Entries from a dataset of interfaces
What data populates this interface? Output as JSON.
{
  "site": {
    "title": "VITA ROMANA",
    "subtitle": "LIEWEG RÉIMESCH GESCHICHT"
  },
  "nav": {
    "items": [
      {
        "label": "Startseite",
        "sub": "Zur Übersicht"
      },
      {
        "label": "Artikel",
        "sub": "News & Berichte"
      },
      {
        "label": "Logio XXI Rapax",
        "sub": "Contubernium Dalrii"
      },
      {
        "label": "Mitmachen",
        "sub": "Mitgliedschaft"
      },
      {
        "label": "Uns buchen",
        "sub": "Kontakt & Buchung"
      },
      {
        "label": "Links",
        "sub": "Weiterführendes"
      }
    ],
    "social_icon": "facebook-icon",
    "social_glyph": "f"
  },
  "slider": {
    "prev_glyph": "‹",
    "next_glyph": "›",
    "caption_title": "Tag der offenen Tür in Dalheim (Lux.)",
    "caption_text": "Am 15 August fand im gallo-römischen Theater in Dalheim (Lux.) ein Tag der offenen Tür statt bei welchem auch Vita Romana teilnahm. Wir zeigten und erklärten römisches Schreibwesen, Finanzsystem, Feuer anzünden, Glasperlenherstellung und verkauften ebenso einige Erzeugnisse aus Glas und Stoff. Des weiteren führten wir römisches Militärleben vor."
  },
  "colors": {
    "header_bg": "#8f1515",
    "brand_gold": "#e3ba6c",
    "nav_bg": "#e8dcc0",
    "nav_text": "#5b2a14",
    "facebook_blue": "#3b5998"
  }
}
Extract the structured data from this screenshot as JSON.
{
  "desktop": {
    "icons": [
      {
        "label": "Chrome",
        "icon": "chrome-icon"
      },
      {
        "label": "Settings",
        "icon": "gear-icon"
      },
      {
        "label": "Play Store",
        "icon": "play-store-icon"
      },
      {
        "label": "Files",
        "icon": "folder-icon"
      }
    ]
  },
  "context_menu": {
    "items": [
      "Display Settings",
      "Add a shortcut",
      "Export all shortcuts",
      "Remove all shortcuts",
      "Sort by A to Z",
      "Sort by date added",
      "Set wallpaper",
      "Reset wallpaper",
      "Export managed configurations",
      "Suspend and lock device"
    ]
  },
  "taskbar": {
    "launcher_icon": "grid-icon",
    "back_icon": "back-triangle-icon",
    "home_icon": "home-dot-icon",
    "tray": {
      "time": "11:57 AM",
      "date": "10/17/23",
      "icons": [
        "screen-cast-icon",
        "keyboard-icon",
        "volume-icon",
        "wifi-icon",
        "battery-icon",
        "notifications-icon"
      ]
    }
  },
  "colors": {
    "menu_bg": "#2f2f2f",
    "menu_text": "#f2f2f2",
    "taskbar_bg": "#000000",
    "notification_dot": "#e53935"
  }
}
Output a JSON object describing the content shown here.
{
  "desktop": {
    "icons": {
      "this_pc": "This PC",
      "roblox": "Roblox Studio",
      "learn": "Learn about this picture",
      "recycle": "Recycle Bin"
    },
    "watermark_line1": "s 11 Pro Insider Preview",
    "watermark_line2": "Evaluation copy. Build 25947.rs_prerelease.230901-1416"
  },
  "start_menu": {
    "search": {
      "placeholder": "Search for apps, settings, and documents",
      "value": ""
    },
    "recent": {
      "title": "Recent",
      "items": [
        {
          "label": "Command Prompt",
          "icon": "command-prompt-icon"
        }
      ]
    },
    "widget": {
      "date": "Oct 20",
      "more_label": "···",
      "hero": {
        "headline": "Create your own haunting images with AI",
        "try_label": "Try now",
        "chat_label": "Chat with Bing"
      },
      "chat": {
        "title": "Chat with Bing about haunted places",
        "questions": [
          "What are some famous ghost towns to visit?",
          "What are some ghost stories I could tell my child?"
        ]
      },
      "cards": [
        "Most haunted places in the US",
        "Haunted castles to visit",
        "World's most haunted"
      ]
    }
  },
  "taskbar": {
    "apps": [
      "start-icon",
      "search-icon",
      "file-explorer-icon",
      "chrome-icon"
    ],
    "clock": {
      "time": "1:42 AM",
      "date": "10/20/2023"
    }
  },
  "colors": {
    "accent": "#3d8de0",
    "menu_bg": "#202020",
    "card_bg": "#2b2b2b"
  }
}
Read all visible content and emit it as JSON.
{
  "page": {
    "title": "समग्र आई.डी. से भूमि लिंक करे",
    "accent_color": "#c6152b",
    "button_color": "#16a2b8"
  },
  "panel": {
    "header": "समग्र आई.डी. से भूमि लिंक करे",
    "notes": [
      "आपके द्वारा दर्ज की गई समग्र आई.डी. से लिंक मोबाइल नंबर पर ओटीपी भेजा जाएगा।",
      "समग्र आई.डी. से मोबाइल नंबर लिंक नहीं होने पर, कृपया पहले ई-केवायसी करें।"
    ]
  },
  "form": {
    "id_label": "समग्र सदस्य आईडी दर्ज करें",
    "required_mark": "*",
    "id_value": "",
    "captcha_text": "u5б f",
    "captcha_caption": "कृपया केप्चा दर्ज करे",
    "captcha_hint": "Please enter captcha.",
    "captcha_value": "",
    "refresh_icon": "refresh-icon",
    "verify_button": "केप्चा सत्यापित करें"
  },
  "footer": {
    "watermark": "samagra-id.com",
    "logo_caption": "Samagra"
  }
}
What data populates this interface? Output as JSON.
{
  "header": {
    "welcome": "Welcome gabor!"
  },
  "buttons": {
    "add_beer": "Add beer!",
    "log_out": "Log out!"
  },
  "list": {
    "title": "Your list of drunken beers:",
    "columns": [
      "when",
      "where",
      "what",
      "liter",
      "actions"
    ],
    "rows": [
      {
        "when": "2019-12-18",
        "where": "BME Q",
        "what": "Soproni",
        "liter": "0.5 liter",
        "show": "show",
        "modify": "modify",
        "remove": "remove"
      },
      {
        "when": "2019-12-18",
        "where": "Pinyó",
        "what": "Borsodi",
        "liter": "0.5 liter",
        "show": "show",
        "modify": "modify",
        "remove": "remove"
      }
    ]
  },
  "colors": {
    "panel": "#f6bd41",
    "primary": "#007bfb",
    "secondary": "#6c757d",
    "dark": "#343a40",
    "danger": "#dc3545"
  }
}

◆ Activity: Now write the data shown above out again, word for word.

◆ Solution:
What data populates this interface? Output as JSON.
{
  "site": {
    "title": "VITA ROMANA",
    "subtitle": "LIEWEG RÉIMESCH GESCHICHT"
  },
  "nav": {
    "items": [
      {
        "label": "Startseite",
        "sub": "Zur Übersicht"
      },
      {
        "label": "Artikel",
        "sub": "News & Berichte"
      },
      {
        "label": "Logio XXI Rapax",
        "sub": "Contubernium Dalrii"
      },
      {
        "label": "Mitmachen",
        "sub": "Mitgliedschaft"
      },
      {
        "label": "Uns buchen",
        "sub": "Kontakt & Buchung"
      },
      {
        "label": "Links",
        "sub": "Weiterführendes"
      }
    ],
    "social_icon": "facebook-icon",
    "social_glyph": "f"
  },
  "slider": {
    "prev_glyph": "‹",
    "next_glyph": "›",
    "caption_title": "Tag der offenen Tür in Dalheim (Lux.)",
    "caption_text": "Am 15 August fand im gallo-römischen Theater in Dalheim (Lux.) ein Tag der offenen Tür statt bei welchem auch Vita Romana teilnahm. Wir zeigten und erklärten römisches Schreibwesen, Finanzsystem, Feuer anzünden, Glasperlenherstellung und verkauften ebenso einige Erzeugnisse aus Glas und Stoff. Des weiteren führten wir römisches Militärleben vor."
  },
  "colors": {
    "header_bg": "#8f1515",
    "brand_gold": "#e3ba6c",
    "nav_bg": "#e8dcc0",
    "nav_text": "#5b2a14",
    "facebook_blue": "#3b5998"
  }
}
Extract the structured data from this screenshot as JSON.
{
  "desktop": {
    "icons": [
      {
        "label": "Chrome",
        "icon": "chrome-icon"
      },
      {
        "label": "Settings",
        "icon": "gear-icon"
      },
      {
        "label": "Play Store",
        "icon": "play-store-icon"
      },
      {
        "label": "Files",
        "icon": "folder-icon"
      }
    ]
  },
  "context_menu": {
    "items": [
      "Display Settings",
      "Add a shortcut",
      "Export all shortcuts",
      "Remove all shortcuts",
      "Sort by A to Z",
      "Sort by date added",
      "Set wallpaper",
      "Reset wallpaper",
      "Export managed configurations",
      "Suspend and lock device"
    ]
  },
  "taskbar": {
    "launcher_icon": "grid-icon",
    "back_icon": "back-triangle-icon",
    "home_icon": "home-dot-icon",
    "tray": {
      "time": "11:57 AM",
      "date": "10/17/23",
      "icons": [
        "screen-cast-icon",
        "keyboard-icon",
        "volume-icon",
        "wifi-icon",
        "battery-icon",
        "notifications-icon"
      ]
    }
  },
  "colors": {
    "menu_bg": "#2f2f2f",
    "menu_text": "#f2f2f2",
    "taskbar_bg": "#000000",
    "notification_dot": "#e53935"
  }
}
Output a JSON object describing the content shown here.
{
  "desktop": {
    "icons": {
      "this_pc": "This PC",
      "roblox": "Roblox Studio",
      "learn": "Learn about this picture",
      "recycle": "Recycle Bin"
    },
    "watermark_line1": "s 11 Pro Insider Preview",
    "watermark_line2": "Evaluation copy. Build 25947.rs_prerelease.230901-1416"
  },
  "start_menu": {
    "search": {
      "placeholder": "Search for apps, settings, and documents",
      "value": ""
    },
    "recent": {
      "title": "Recent",
      "items": [
        {
          "label": "Command Prompt",
          "icon": "command-prompt-icon"
        }
      ]
    },
    "widget": {
      "date": "Oct 20",
      "more_label": "···",
      "hero": {
        "headline": "Create your own haunting images with AI",
        "try_label": "Try now",
        "chat_label": "Chat with Bing"
      },
      "chat": {
        "title": "Chat with Bing about haunted places",
        "questions": [
          "What are some famous ghost towns to visit?",
          "What are some ghost stories I could tell my child?"
        ]
      },
      "cards": [
        "Most haunted places in the US",
        "Haunted castles to visit",
        "World's most haunted"
      ]
    }
  },
  "taskbar": {
    "apps": [
      "start-icon",
      "search-icon",
      "file-explorer-icon",
      "chrome-icon"
    ],
    "clock": {
      "time": "1:42 AM",
      "date": "10/20/2023"
    }
  },
  "colors": {
    "accent": "#3d8de0",
    "menu_bg": "#202020",
    "card_bg": "#2b2b2b"
  }
}
Read all visible content and emit it as JSON.
{
  "page": {
    "title": "समग्र आई.डी. से भूमि लिंक करे",
    "accent_color": "#c6152b",
    "button_color": "#16a2b8"
  },
  "panel": {
    "header": "समग्र आई.डी. से भूमि लिंक करे",
    "notes": [
      "आपके द्वारा दर्ज की गई समग्र आई.डी. से लिंक मोबाइल नंबर पर ओटीपी भेजा जाएगा।",
      "समग्र आई.डी. से मोबाइल नंबर लिंक नहीं होने पर, कृपया पहले ई-केवायसी करें।"
    ]
  },
  "form": {
    "id_label": "समग्र सदस्य आईडी दर्ज करें",
    "required_mark": "*",
    "id_value": "",
    "captcha_text": "u5б f",
    "captcha_caption": "कृपया केप्चा दर्ज करे",
    "captcha_hint": "Please enter captcha.",
    "captcha_value": "",
    "refresh_icon": "refresh-icon",
    "verify_button": "केप्चा सत्यापित करें"
  },
  "footer": {
    "watermark": "samagra-id.com",
    "logo_caption": "Samagra"
  }
}
What data populates this interface? Output as JSON.
{
  "header": {
    "welcome": "Welcome gabor!"
  },
  "buttons": {
    "add_beer": "Add beer!",
    "log_out": "Log out!"
  },
  "list": {
    "title": "Your list of drunken beers:",
    "columns": [
      "when",
      "where",
      "what",
      "liter",
      "actions"
    ],
    "rows": [
      {
        "when": "2019-12-18",
        "where": "BME Q",
        "what": "Soproni",
        "liter": "0.5 liter",
        "show": "show",
        "modify": "modify",
        "remove": "remove"
      },
      {
        "when": "2019-12-18",
        "where": "Pinyó",
        "what": "Borsodi",
        "liter": "0.5 liter",
        "show": "show",
        "modify": "modify",
        "remove": "remove"
      }
    ]
  },
  "colors": {
    "panel": "#f6bd41",
    "primary": "#007bfb",
    "secondary": "#6c757d",
    "dark": "#343a40",
    "danger": "#dc3545"
  }
}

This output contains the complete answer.